Fans of the early seasons of The Simpsons will likely recognize the tertiary character pictured above. He was a jazz musician held in high regard by Lisa Simpson for his saxophone playing — and his name was Bleeding Gums Murphy.
It seems I am enrolled in his musical academy these days.
About three weeks ago I started noticing blood after brushing my teeth. About two weeks ago I started noticing during the day that my gums were on the “warm side” which gave me some concerns. Even with a soft-bristled brush and carefully brushing, my gums bleed every time I brush them.
This gave me two concerns: (1) do I have some kind of osteonecrosis of the jaw issue related to the bone-strengthening agents I was on, and (2) do I have an issue with platelets that could be indicative of myeloma or leukemia or something else wrong with the blood.
I did a little research on osteonecrosis and it doesn’t manifest itself in bleeding gums, thankfully.
In my visit to the doctor this week, my labs showed platelets at normal levels (a little on the low side of the normal range, but 175K against a range of 130-400K being normal, so it wouldn’t explain this). I did note that I bled more than usual from the site of the port access when they stuck me with the IV. So something funky is going on. But it’s not platelets. Importantly, the most recent cancer numbers are clean as a whistle. My immune system continues to recover from the transplants and now my IgG and IgA are both squarely in the normal range. IgM continues to be very low — 18 mg/dL versus a normal range of 48-271. By the way, who decides what normal rangers are? Are they simply standard deviations away from the mean? Why is it 48, for example, and not 50? Modestly interesting questions but not so interesting that I’m going to research answers.
Argh. Intellectual curiosity got the better of me. Couldn’t help myself. Yes, “normal” is determined by two standard deviations on either side of the mean. Meaning 95% of the population falls in the range.
Okay, back to the primary point of the post.
I will be getting some analysis of some other things in my blood — “clotting factors” — when I return to Arkansas in a couple of weeks. Unfortunately, a little Googling can be dangerous. I had always assumed that if platelets are okay, then clotting factors are okay — but they are unrelated. It turns out that you can have messed up clotting factors and have normal platelets. And it turns out that if you have this…it can be hemophilia. It can also be something called von Willebrand disease.
Now do I think I have these things? No. My clotting factors have been normal in the past. And everything I know about hemophilia came from watching the movie Nicholas and Alexandra when I was a pre-teen. I learned from this and my helpful parents that somebody in the Csar’s family (or multiple members thereof) died from hemophilia, which meant they couldn’t stop bleeding. Years later I probably picked up the inference that all those inbreeding Hapsburgs passed this genetic problem along to their kids.

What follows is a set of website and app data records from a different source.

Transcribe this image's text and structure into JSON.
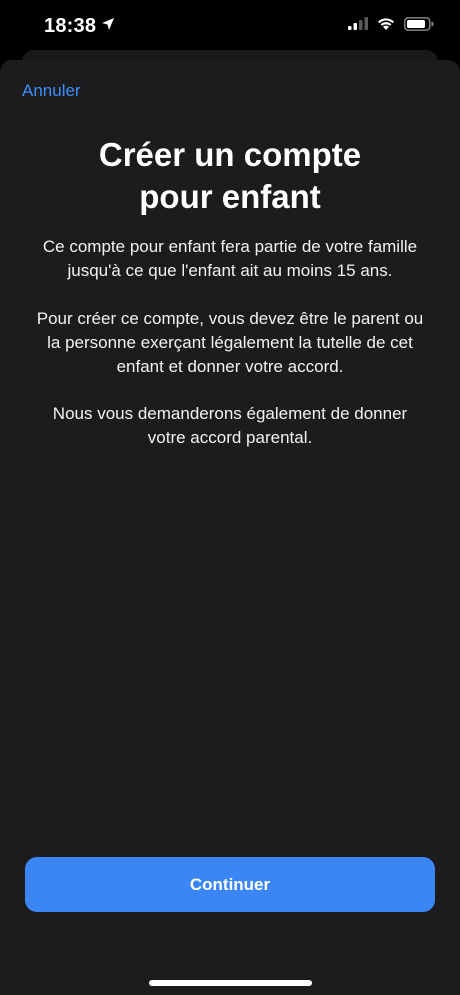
{
  "status_bar": {
    "time": "18:38",
    "icons": [
      "location-arrow-icon",
      "cellular-signal-icon",
      "wifi-icon",
      "battery-icon"
    ]
  },
  "nav": {
    "cancel_label": "Annuler"
  },
  "content": {
    "title_line1": "Créer un compte",
    "title_line2": "pour enfant",
    "paragraph1": [
      "Ce compte pour enfant fera partie de votre famille",
      "jusqu'à ce que l'enfant ait au moins 15 ans."
    ],
    "paragraph2": [
      "Pour créer ce compte, vous devez être le parent ou",
      "la personne exerçant légalement la tutelle de cet",
      "enfant et donner votre accord."
    ],
    "paragraph3": [
      "Nous vous demanderons également de donner",
      "votre accord parental."
    ]
  },
  "footer": {
    "continue_label": "Continuer"
  },
  "colors": {
    "accent": "#3a86f5",
    "link": "#3d8ef8",
    "sheet_background": "#1c1c1e",
    "background": "#000000"
  }
}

I may have my shortcomings, and some of them could be laid at the feet of my parents from both nature and nuture, but I can’t say there was a lot of inbreeding going on in my family. They got that part right, anyhow!
Nonetheless, something is going on. I shouldn’t feel a warm sense of blood when I run my teeth over my gums. Even if they aren’t bleeding, it feels odd. Something is amiss.

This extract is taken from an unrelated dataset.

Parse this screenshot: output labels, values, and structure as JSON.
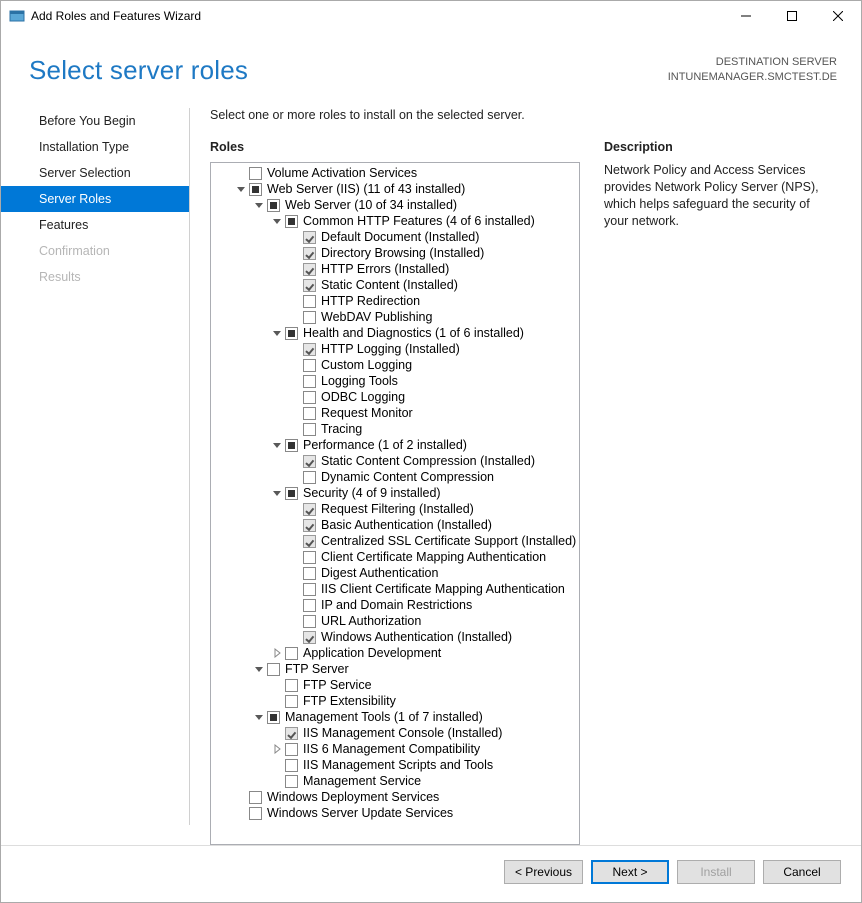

I’m going to the dentist next week. I will confess I didn’t always take the best care of my teeth, but I am certainly not an extreme outlier. I think in the quiet darkness, many of us admit to ourselves that we are not diligent flossers. That said, while my gum health hasn’t been in the top decile, it’s never been worse than average and I’m a good and frequent brusher. So I don’t think it’s just lackadaisical oral care that is contributing to all this.
The bottom line is: I dunno what’s happening. And this falls in the category of slightly embarrassing things that I wouldn’t put out on the Internet for the world to see, but there could be others with this issue and if nothing else, I hope this blog reports side effects so that others experiencing them can be aware of them.
Secondary cancer in finger? Check. GI issues? Check. Hair loss from Velcade? Check. Weird rash on fingers and hands? Check. None of these are particularly dignified, but this isn’t a dignified disease. And if talking about these embarrassing little topics can help a few people, then I’m prepared to endure some public indignity. :)
I am participating in another CureTalk panel next Friday, so I will update about that soon. Have a good weekend, all!